─── Recorded data

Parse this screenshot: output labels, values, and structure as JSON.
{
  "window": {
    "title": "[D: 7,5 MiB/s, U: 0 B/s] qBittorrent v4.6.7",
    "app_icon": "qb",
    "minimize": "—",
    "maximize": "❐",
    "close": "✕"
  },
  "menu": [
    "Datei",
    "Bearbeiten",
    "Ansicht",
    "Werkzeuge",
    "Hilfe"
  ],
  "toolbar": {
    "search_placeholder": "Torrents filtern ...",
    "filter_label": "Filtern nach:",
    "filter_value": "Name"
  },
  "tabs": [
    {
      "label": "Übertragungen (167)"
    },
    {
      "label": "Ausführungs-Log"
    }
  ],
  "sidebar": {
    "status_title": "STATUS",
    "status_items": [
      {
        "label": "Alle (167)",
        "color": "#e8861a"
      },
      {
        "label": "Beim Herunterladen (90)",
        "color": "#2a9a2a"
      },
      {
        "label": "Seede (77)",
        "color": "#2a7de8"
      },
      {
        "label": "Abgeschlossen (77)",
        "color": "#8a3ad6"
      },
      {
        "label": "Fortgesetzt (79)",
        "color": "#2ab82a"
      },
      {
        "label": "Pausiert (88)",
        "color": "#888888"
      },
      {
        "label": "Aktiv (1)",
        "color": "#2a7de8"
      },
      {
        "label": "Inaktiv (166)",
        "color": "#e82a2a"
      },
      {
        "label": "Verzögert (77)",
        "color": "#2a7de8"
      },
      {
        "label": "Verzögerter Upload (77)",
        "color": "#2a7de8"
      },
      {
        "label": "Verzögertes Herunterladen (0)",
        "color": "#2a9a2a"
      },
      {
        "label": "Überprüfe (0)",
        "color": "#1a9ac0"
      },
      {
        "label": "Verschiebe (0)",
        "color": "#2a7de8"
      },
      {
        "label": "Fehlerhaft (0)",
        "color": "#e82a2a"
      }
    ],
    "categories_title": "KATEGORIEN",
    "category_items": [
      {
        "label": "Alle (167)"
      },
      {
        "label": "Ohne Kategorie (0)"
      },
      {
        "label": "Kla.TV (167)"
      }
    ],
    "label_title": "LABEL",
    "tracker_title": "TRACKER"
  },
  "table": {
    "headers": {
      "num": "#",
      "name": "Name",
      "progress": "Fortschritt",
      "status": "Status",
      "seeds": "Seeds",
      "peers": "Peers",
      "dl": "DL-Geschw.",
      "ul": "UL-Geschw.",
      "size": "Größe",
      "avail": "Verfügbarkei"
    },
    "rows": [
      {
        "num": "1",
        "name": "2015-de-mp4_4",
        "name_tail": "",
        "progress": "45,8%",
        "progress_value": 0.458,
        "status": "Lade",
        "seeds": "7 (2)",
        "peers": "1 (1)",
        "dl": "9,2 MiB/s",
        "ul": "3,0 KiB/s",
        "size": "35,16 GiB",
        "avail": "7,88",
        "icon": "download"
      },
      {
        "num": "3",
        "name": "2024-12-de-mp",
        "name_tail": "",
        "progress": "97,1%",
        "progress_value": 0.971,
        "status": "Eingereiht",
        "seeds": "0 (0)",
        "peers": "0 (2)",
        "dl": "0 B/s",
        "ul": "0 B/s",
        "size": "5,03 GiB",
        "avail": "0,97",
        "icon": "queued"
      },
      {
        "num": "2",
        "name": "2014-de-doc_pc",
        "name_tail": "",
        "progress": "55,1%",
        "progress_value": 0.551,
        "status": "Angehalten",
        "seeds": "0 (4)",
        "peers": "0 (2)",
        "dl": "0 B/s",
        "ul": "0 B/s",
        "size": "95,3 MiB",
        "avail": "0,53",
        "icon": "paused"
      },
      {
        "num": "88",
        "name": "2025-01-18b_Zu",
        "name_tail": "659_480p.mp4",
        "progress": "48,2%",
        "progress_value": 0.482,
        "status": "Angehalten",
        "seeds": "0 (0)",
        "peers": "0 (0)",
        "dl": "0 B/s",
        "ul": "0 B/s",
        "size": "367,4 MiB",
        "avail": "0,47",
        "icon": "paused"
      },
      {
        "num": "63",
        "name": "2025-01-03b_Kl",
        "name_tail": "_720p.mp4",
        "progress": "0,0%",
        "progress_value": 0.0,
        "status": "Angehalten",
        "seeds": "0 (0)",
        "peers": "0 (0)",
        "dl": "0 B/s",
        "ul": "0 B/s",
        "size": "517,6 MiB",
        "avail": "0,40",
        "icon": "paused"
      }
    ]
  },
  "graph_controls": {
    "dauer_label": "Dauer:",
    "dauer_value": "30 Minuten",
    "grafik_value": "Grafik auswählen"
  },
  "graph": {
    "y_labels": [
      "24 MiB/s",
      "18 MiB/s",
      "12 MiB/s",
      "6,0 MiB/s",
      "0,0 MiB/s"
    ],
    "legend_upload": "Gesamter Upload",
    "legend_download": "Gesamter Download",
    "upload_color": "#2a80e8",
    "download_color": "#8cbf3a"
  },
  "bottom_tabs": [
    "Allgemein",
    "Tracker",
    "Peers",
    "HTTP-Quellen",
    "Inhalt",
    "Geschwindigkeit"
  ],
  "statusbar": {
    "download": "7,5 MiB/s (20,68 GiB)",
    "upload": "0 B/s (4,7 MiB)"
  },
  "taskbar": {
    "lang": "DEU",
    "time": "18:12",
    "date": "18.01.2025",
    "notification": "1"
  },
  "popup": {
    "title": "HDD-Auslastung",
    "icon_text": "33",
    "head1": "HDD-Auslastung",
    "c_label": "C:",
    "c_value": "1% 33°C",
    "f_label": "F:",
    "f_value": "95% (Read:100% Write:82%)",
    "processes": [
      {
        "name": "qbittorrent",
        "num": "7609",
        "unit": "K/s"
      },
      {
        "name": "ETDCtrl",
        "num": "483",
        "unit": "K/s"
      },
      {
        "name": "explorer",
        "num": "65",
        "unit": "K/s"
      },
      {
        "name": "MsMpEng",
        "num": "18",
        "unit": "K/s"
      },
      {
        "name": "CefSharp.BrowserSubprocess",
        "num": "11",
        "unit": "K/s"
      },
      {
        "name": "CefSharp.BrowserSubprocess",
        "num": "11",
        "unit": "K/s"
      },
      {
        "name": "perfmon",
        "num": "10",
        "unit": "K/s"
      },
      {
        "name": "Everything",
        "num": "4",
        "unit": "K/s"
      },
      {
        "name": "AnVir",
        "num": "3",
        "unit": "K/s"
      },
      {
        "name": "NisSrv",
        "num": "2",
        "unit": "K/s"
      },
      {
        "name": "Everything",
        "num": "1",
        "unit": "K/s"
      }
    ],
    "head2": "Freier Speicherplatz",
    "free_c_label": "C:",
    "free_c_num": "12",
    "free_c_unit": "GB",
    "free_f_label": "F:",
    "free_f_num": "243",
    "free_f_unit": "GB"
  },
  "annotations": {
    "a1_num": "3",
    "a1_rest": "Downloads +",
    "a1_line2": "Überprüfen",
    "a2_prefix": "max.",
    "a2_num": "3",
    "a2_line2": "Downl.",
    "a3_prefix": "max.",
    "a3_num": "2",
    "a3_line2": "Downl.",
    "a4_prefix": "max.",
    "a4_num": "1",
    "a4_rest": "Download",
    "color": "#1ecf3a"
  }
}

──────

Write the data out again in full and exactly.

Expected answer:
Parse this screenshot: output labels, values, and structure as JSON.
{
  "window": {
    "title": "[D: 7,5 MiB/s, U: 0 B/s] qBittorrent v4.6.7",
    "app_icon": "qb",
    "minimize": "—",
    "maximize": "❐",
    "close": "✕"
  },
  "menu": [
    "Datei",
    "Bearbeiten",
    "Ansicht",
    "Werkzeuge",
    "Hilfe"
  ],
  "toolbar": {
    "search_placeholder": "Torrents filtern ...",
    "filter_label": "Filtern nach:",
    "filter_value": "Name"
  },
  "tabs": [
    {
      "label": "Übertragungen (167)"
    },
    {
      "label": "Ausführungs-Log"
    }
  ],
  "sidebar": {
    "status_title": "STATUS",
    "status_items": [
      {
        "label": "Alle (167)",
        "color": "#e8861a"
      },
      {
        "label": "Beim Herunterladen (90)",
        "color": "#2a9a2a"
      },
      {
        "label": "Seede (77)",
        "color": "#2a7de8"
      },
      {
        "label": "Abgeschlossen (77)",
        "color": "#8a3ad6"
      },
      {
        "label": "Fortgesetzt (79)",
        "color": "#2ab82a"
      },
      {
        "label": "Pausiert (88)",
        "color": "#888888"
      },
      {
        "label": "Aktiv (1)",
        "color": "#2a7de8"
      },
      {
        "label": "Inaktiv (166)",
        "color": "#e82a2a"
      },
      {
        "label": "Verzögert (77)",
        "color": "#2a7de8"
      },
      {
        "label": "Verzögerter Upload (77)",
        "color": "#2a7de8"
      },
      {
        "label": "Verzögertes Herunterladen (0)",
        "color": "#2a9a2a"
      },
      {
        "label": "Überprüfe (0)",
        "color": "#1a9ac0"
      },
      {
        "label": "Verschiebe (0)",
        "color": "#2a7de8"
      },
      {
        "label": "Fehlerhaft (0)",
        "color": "#e82a2a"
      }
    ],
    "categories_title": "KATEGORIEN",
    "category_items": [
      {
        "label": "Alle (167)"
      },
      {
        "label": "Ohne Kategorie (0)"
      },
      {
        "label": "Kla.TV (167)"
      }
    ],
    "label_title": "LABEL",
    "tracker_title": "TRACKER"
  },
  "table": {
    "headers": {
      "num": "#",
      "name": "Name",
      "progress": "Fortschritt",
      "status": "Status",
      "seeds": "Seeds",
      "peers": "Peers",
      "dl": "DL-Geschw.",
      "ul": "UL-Geschw.",
      "size": "Größe",
      "avail": "Verfügbarkei"
    },
    "rows": [
      {
        "num": "1",
        "name": "2015-de-mp4_4",
        "name_tail": "",
        "progress": "45,8%",
        "progress_value": 0.458,
        "status": "Lade",
        "seeds": "7 (2)",
        "peers": "1 (1)",
        "dl": "9,2 MiB/s",
        "ul": "3,0 KiB/s",
        "size": "35,16 GiB",
        "avail": "7,88",
        "icon": "download"
      },
      {
        "num": "3",
        "name": "2024-12-de-mp",
        "name_tail": "",
        "progress": "97,1%",
        "progress_value": 0.971,
        "status": "Eingereiht",
        "seeds": "0 (0)",
        "peers": "0 (2)",
        "dl": "0 B/s",
        "ul": "0 B/s",
        "size": "5,03 GiB",
        "avail": "0,97",
        "icon": "queued"
      },
      {
        "num": "2",
        "name": "2014-de-doc_pc",
        "name_tail": "",
        "progress": "55,1%",
        "progress_value": 0.551,
        "status": "Angehalten",
        "seeds": "0 (4)",
        "peers": "0 (2)",
        "dl": "0 B/s",
        "ul": "0 B/s",
        "size": "95,3 MiB",
        "avail": "0,53",
        "icon": "paused"
      },
      {
        "num": "88",
        "name": "2025-01-18b_Zu",
        "name_tail": "659_480p.mp4",
        "progress": "48,2%",
        "progress_value": 0.482,
        "status": "Angehalten",
        "seeds": "0 (0)",
        "peers": "0 (0)",
        "dl": "0 B/s",
        "ul": "0 B/s",
        "size": "367,4 MiB",
        "avail": "0,47",
        "icon": "paused"
      },
      {
        "num": "63",
        "name": "2025-01-03b_Kl",
        "name_tail": "_720p.mp4",
        "progress": "0,0%",
        "progress_value": 0.0,
        "status": "Angehalten",
        "seeds": "0 (0)",
        "peers": "0 (0)",
        "dl": "0 B/s",
        "ul": "0 B/s",
        "size": "517,6 MiB",
        "avail": "0,40",
        "icon": "paused"
      }
    ]
  },
  "graph_controls": {
    "dauer_label": "Dauer:",
    "dauer_value": "30 Minuten",
    "grafik_value": "Grafik auswählen"
  },
  "graph": {
    "y_labels": [
      "24 MiB/s",
      "18 MiB/s",
      "12 MiB/s",
      "6,0 MiB/s",
      "0,0 MiB/s"
    ],
    "legend_upload": "Gesamter Upload",
    "legend_download": "Gesamter Download",
    "upload_color": "#2a80e8",
    "download_color": "#8cbf3a"
  },
  "bottom_tabs": [
    "Allgemein",
    "Tracker",
    "Peers",
    "HTTP-Quellen",
    "Inhalt",
    "Geschwindigkeit"
  ],
  "statusbar": {
    "download": "7,5 MiB/s (20,68 GiB)",
    "upload": "0 B/s (4,7 MiB)"
  },
  "taskbar": {
    "lang": "DEU",
    "time": "18:12",
    "date": "18.01.2025",
    "notification": "1"
  },
  "popup": {
    "title": "HDD-Auslastung",
    "icon_text": "33",
    "head1": "HDD-Auslastung",
    "c_label": "C:",
    "c_value": "1% 33°C",
    "f_label": "F:",
    "f_value": "95% (Read:100% Write:82%)",
    "processes": [
      {
        "name": "qbittorrent",
        "num": "7609",
        "unit": "K/s"
      },
      {
        "name": "ETDCtrl",
        "num": "483",
        "unit": "K/s"
      },
      {
        "name": "explorer",
        "num": "65",
        "unit": "K/s"
      },
      {
        "name": "MsMpEng",
        "num": "18",
        "unit": "K/s"
      },
      {
        "name": "CefSharp.BrowserSubprocess",
        "num": "11",
        "unit": "K/s"
      },
      {
        "name": "CefSharp.BrowserSubprocess",
        "num": "11",
        "unit": "K/s"
      },
      {
        "name": "perfmon",
        "num": "10",
        "unit": "K/s"
      },
      {
        "name": "Everything",
        "num": "4",
        "unit": "K/s"
      },
      {
        "name": "AnVir",
        "num": "3",
        "unit": "K/s"
      },
      {
        "name": "NisSrv",
        "num": "2",
        "unit": "K/s"
      },
      {
        "name": "Everything",
        "num": "1",
        "unit": "K/s"
      }
    ],
    "head2": "Freier Speicherplatz",
    "free_c_label": "C:",
    "free_c_num": "12",
    "free_c_unit": "GB",
    "free_f_label": "F:",
    "free_f_num": "243",
    "free_f_unit": "GB"
  },
  "annotations": {
    "a1_num": "3",
    "a1_rest": "Downloads +",
    "a1_line2": "Überprüfen",
    "a2_prefix": "max.",
    "a2_num": "3",
    "a2_line2": "Downl.",
    "a3_prefix": "max.",
    "a3_num": "2",
    "a3_line2": "Downl.",
    "a4_prefix": "max.",
    "a4_num": "1",
    "a4_rest": "Download",
    "color": "#1ecf3a"
  }
}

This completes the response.